• Assigned task: Once a line is found to contain "title", copy it out of the listing.

• Exercise materials:
━━━━━━━━━━

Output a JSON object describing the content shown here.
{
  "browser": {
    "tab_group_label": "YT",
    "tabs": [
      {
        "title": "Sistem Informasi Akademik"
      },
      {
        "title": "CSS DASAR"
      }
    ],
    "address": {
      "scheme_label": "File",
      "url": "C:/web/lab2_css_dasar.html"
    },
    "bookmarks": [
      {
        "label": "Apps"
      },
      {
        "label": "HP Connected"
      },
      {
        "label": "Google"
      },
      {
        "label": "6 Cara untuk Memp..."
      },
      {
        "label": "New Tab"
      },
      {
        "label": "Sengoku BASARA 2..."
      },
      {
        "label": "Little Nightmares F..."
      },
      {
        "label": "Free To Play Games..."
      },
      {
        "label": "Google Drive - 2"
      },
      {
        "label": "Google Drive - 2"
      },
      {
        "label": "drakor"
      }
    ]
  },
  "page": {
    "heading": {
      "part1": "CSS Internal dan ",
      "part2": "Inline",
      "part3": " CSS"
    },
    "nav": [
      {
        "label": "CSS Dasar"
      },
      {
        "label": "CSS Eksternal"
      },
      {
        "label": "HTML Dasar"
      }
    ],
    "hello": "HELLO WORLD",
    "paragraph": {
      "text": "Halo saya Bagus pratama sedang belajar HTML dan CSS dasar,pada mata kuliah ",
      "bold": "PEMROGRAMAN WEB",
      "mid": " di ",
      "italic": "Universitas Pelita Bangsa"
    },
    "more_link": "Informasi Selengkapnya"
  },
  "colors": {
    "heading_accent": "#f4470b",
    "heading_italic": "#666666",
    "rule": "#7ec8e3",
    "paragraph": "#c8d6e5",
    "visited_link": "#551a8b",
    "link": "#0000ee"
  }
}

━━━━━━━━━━

• Answer to this problem:
        "title": "Sistem Informasi Akademik"
        "title": "CSS DASAR"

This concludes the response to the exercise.